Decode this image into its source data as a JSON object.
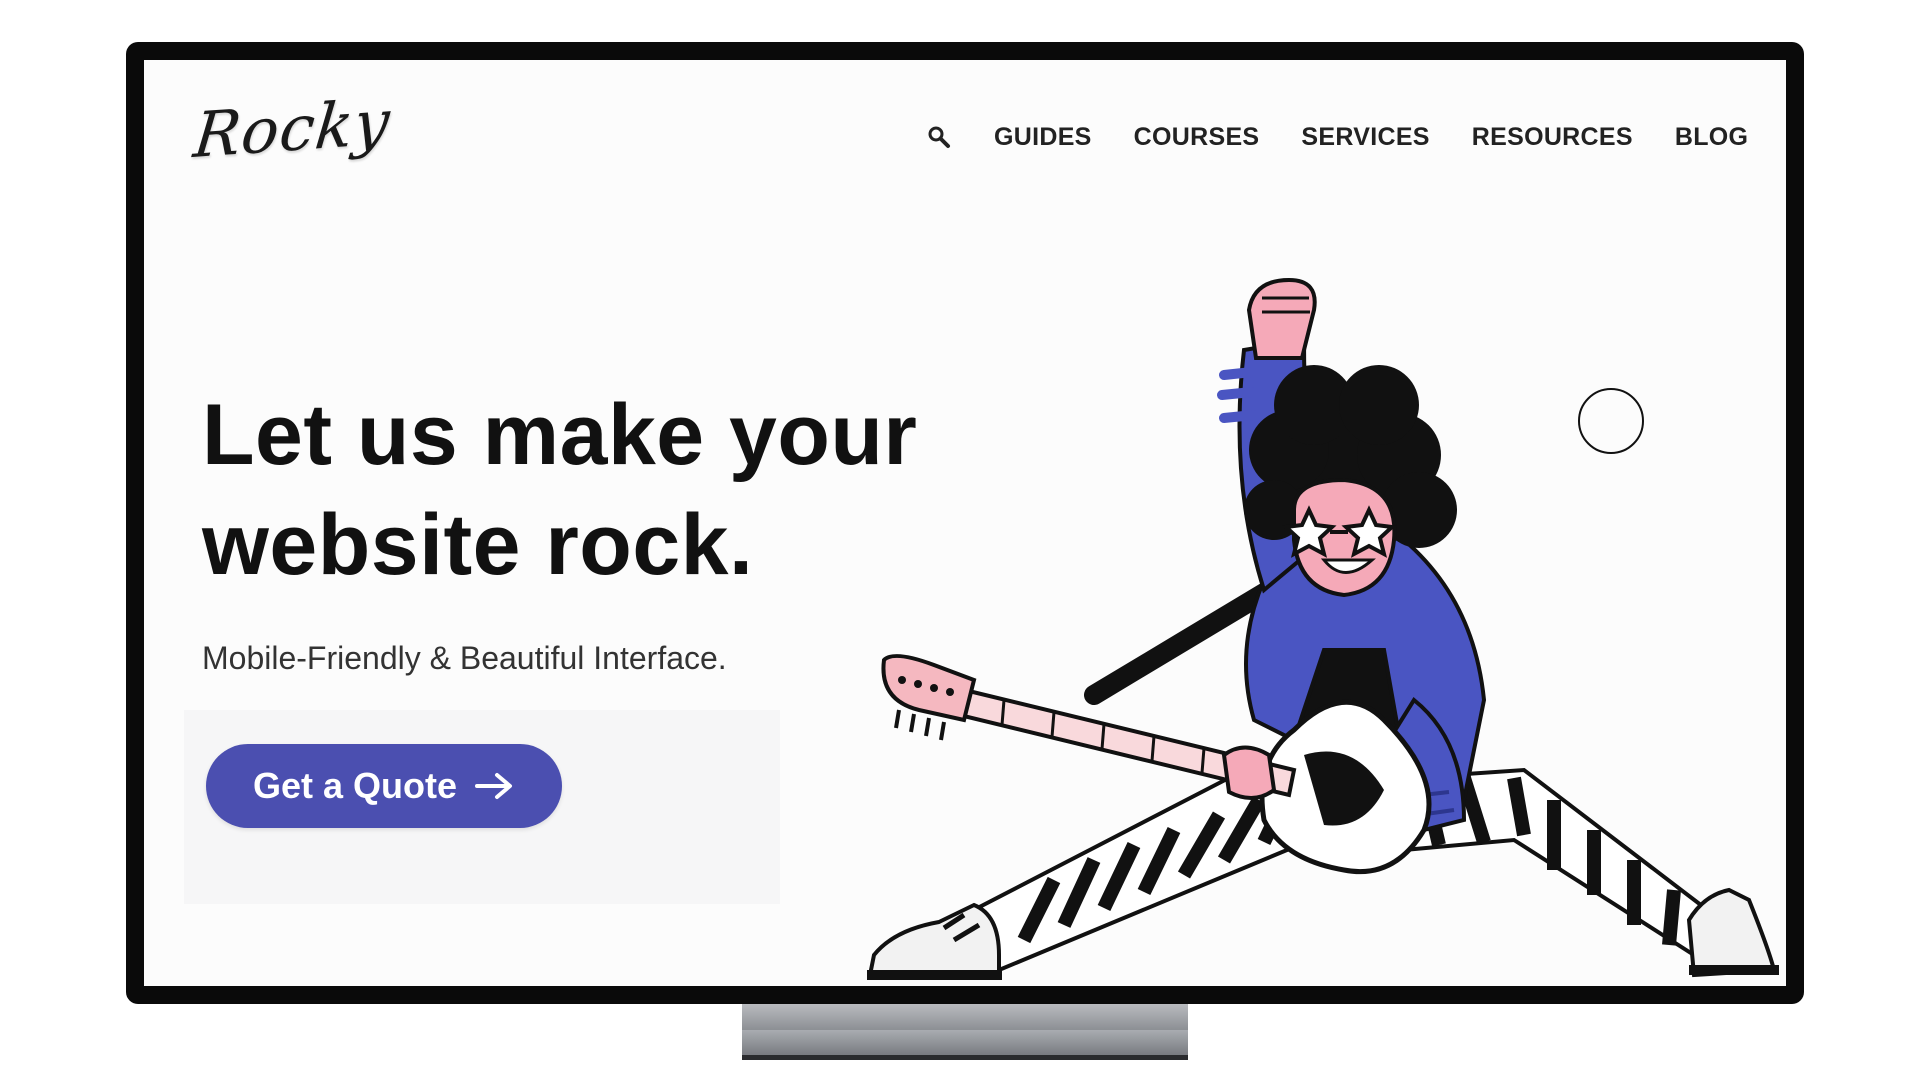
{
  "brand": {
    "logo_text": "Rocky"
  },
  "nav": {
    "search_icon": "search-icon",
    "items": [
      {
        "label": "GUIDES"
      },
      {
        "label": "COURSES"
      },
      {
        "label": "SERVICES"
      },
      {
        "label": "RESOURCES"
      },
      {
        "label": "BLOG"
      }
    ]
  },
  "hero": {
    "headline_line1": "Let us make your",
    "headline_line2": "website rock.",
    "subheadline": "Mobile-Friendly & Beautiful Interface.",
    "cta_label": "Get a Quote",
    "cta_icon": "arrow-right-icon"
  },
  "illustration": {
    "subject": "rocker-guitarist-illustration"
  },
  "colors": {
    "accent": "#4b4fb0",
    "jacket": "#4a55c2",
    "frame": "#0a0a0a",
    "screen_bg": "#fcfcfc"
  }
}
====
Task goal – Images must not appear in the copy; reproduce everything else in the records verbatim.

Response area –
Decode this image into its source data as a JSON object.
{
  "brand": {
    "logo_text": "Rocky"
  },
  "nav": {
    "search_icon": "search-icon",
    "items": [
      {
        "label": "GUIDES"
      },
      {
        "label": "COURSES"
      },
      {
        "label": "SERVICES"
      },
      {
        "label": "RESOURCES"
      },
      {
        "label": "BLOG"
      }
    ]
  },
  "hero": {
    "headline_line1": "Let us make your",
    "headline_line2": "website rock.",
    "subheadline": "Mobile-Friendly & Beautiful Interface.",
    "cta_label": "Get a Quote",
    "cta_icon": "arrow-right-icon"
  },
  "illustration": {
    "subject": "rocker-guitarist-illustration"
  },
  "colors": {
    "accent": "#4b4fb0",
    "jacket": "#4a55c2",
    "frame": "#0a0a0a",
    "screen_bg": "#fcfcfc"
  }
}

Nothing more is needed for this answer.